Exercise directions: Pull every line from the records that has the word "Surface" in it.

Dataset rows for apps and sites:
************
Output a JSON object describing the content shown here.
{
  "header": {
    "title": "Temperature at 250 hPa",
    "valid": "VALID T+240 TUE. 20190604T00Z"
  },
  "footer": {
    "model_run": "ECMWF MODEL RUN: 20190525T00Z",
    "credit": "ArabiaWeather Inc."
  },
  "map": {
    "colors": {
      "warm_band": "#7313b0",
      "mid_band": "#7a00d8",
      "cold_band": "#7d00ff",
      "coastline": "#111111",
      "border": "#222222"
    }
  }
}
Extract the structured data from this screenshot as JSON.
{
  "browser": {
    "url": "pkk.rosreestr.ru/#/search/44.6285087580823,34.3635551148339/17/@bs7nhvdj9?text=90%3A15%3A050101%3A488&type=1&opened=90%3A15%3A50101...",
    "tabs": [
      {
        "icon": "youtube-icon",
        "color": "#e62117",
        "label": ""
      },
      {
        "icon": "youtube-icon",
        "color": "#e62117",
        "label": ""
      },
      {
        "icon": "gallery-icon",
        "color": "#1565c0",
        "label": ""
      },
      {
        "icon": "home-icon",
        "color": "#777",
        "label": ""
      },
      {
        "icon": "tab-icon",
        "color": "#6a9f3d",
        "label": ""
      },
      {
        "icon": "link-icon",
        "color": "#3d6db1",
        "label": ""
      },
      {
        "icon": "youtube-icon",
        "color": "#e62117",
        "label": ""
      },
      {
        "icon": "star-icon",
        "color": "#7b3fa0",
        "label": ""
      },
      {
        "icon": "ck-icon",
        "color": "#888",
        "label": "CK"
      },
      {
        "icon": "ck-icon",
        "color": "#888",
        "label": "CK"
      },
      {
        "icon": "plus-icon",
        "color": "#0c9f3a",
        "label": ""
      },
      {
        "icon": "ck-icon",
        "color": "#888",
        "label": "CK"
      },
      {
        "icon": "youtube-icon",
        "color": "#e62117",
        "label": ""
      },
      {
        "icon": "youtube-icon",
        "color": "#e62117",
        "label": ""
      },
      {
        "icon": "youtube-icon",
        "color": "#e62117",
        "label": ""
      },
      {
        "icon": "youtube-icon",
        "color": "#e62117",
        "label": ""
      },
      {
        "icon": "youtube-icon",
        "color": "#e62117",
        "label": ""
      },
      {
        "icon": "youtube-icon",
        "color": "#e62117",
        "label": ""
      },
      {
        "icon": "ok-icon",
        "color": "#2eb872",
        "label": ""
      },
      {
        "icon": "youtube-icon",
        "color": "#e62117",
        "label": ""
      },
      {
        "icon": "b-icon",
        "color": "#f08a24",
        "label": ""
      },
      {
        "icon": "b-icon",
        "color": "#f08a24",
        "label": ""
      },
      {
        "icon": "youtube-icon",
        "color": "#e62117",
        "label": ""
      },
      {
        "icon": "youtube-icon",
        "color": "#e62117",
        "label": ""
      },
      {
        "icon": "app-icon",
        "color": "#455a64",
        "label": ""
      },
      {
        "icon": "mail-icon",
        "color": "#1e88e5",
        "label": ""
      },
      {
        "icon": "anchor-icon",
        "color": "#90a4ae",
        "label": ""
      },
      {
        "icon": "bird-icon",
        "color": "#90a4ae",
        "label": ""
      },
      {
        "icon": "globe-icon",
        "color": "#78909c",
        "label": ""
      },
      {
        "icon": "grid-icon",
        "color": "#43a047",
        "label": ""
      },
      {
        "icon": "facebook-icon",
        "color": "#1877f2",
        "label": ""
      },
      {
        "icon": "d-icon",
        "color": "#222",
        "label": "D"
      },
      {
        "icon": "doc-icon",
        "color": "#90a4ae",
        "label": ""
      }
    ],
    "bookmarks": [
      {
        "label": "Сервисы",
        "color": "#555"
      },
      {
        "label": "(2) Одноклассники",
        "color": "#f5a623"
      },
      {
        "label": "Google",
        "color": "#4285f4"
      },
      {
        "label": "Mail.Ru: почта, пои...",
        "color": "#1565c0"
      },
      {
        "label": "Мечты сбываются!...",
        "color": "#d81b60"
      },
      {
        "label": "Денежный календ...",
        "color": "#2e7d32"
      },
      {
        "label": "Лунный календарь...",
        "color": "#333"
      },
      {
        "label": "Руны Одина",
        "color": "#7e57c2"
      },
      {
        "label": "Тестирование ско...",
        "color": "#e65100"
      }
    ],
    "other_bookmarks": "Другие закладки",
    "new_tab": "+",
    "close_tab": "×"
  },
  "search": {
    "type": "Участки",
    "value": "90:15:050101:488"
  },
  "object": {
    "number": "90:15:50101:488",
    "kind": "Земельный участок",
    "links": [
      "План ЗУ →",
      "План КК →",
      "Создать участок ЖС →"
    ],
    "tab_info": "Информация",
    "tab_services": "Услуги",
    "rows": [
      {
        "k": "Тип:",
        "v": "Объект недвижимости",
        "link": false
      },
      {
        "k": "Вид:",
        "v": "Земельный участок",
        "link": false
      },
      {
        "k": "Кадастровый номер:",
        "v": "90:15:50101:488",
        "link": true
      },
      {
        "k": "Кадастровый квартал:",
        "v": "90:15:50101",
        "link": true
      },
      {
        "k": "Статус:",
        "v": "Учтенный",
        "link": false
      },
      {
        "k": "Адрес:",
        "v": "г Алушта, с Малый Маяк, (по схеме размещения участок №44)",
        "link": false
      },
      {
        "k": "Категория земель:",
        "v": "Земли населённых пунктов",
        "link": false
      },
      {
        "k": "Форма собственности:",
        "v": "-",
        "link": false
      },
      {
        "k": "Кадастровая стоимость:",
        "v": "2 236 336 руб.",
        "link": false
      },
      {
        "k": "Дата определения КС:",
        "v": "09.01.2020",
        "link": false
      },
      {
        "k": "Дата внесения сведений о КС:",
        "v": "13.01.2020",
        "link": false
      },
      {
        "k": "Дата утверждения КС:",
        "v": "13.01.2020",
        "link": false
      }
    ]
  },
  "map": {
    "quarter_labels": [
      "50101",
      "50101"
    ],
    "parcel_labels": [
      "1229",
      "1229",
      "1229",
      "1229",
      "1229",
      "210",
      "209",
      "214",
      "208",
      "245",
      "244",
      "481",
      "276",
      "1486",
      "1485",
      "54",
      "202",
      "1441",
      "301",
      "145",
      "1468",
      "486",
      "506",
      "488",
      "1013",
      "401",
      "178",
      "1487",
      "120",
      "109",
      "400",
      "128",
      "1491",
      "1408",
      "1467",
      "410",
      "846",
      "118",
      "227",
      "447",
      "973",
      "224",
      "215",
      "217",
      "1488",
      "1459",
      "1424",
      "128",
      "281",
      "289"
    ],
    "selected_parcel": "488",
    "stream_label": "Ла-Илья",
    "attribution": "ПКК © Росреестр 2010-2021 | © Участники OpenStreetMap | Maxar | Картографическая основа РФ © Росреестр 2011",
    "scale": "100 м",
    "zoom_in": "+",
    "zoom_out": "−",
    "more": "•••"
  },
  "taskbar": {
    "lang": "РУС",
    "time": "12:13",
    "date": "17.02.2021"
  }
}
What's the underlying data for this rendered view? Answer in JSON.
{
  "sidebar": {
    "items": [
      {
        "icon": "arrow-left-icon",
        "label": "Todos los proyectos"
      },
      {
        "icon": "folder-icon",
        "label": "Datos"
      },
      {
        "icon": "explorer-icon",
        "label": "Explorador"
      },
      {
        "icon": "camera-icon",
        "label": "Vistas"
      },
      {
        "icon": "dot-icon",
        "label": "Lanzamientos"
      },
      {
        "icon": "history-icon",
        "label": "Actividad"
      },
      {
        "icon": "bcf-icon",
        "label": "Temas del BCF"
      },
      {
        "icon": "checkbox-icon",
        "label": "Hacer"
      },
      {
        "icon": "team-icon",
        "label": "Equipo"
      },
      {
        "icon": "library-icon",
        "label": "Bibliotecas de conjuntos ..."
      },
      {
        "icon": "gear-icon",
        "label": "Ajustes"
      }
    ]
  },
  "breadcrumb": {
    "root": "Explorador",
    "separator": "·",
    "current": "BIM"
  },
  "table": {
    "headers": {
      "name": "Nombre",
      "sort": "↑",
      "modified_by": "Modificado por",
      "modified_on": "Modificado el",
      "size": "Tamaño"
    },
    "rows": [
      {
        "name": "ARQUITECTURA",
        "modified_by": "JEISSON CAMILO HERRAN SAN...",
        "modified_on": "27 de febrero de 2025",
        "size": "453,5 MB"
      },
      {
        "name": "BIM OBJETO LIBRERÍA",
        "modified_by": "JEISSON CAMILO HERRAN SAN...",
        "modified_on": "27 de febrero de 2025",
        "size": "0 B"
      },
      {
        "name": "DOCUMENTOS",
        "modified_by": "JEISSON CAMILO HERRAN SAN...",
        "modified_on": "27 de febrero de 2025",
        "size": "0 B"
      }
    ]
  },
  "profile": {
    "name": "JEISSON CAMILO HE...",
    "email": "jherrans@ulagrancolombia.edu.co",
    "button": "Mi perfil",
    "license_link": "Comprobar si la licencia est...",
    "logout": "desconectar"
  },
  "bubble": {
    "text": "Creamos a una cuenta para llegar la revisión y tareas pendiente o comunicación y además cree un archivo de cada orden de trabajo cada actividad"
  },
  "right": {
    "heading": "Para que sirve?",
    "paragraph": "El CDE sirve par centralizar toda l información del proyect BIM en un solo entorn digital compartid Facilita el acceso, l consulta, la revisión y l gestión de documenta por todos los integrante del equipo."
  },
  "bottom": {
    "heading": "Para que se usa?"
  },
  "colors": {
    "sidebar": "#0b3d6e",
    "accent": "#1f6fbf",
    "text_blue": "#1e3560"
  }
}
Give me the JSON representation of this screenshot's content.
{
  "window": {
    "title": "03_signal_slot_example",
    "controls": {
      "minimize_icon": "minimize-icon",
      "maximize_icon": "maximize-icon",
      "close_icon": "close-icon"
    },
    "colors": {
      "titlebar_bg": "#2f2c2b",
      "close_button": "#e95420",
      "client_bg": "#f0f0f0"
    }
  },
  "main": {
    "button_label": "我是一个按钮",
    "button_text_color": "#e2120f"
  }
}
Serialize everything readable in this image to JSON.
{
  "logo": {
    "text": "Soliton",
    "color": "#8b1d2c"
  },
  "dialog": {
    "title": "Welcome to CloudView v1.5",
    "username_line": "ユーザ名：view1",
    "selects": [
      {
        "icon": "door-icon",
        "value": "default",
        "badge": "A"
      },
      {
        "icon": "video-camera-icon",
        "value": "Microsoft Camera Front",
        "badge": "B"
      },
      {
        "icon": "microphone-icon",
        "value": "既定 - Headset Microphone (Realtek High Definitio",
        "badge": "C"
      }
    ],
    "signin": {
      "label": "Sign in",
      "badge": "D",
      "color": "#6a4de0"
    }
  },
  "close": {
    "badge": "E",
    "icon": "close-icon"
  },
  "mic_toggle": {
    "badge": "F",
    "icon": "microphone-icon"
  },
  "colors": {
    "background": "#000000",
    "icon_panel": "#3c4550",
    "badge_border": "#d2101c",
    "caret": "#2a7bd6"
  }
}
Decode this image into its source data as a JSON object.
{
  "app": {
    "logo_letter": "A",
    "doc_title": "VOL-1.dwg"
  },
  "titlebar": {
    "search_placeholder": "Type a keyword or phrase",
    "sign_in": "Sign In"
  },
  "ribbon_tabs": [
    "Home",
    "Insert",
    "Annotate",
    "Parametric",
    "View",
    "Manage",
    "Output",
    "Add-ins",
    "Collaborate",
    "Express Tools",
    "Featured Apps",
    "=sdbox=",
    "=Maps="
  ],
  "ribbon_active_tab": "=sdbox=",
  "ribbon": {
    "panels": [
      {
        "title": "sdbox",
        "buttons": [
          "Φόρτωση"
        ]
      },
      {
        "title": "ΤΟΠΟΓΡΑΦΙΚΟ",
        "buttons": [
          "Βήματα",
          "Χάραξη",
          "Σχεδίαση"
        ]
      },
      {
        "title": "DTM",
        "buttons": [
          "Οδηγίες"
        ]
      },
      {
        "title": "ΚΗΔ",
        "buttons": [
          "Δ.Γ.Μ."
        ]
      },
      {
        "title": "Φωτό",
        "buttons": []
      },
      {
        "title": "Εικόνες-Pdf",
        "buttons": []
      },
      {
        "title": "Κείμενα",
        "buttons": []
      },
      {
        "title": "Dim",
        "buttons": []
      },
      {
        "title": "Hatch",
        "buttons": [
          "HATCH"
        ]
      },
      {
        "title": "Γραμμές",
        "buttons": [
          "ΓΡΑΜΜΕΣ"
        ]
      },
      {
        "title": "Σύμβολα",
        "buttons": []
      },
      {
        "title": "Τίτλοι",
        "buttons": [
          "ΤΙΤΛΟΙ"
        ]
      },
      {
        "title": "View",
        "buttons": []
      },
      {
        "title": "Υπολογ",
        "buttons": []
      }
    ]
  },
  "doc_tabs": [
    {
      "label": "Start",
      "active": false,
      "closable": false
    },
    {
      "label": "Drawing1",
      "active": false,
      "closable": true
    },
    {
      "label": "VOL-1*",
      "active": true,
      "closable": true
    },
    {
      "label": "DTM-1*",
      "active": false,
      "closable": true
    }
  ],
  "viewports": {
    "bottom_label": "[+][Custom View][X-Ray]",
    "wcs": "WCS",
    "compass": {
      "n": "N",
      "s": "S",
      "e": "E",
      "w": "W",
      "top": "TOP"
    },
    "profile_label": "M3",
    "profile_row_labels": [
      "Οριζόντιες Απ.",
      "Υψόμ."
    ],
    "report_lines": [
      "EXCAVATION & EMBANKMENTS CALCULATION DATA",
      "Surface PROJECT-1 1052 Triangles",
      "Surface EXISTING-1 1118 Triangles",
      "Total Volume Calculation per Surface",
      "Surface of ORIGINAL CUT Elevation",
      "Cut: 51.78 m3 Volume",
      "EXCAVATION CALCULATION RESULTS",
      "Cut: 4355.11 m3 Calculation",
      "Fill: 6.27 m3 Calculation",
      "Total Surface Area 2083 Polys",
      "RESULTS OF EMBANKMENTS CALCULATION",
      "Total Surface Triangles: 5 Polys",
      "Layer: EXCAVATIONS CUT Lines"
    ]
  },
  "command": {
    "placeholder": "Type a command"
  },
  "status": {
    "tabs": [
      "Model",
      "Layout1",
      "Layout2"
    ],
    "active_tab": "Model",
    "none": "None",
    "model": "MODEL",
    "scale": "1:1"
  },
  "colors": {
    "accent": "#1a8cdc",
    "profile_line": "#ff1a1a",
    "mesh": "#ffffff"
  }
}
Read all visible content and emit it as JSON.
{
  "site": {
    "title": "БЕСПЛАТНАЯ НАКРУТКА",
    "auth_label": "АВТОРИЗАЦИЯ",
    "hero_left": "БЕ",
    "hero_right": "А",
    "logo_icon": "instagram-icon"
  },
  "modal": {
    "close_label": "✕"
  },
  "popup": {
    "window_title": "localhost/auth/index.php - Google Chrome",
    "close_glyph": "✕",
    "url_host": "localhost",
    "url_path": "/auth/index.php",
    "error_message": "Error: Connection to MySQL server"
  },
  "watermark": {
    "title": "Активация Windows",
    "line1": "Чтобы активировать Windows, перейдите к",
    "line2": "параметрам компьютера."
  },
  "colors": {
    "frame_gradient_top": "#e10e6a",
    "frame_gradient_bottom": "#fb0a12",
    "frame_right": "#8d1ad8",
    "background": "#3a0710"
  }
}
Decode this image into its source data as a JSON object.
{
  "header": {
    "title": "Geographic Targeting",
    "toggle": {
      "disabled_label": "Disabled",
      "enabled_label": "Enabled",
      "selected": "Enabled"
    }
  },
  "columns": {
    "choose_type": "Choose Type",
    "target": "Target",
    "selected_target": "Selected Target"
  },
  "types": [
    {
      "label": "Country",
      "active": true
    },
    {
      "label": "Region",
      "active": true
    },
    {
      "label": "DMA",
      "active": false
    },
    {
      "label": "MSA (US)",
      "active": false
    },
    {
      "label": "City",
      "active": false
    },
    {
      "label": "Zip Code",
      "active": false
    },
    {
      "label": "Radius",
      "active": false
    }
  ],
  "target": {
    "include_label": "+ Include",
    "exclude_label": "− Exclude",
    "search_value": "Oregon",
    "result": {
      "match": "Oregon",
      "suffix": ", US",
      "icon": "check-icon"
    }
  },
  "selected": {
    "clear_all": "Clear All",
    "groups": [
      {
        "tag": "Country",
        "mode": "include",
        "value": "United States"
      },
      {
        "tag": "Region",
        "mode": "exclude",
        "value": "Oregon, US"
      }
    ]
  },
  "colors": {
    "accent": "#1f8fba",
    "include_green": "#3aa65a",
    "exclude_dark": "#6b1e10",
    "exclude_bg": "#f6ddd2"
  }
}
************
Finished task:
      "Surface PROJECT-1 1052 Triangles",
      "Surface EXISTING-1 1118 Triangles",
      "Total Volume Calculation per Surface",
      "Surface of ORIGINAL CUT Elevation",
      "Total Surface Area 2083 Polys",
      "Total Surface Triangles: 5 Polys",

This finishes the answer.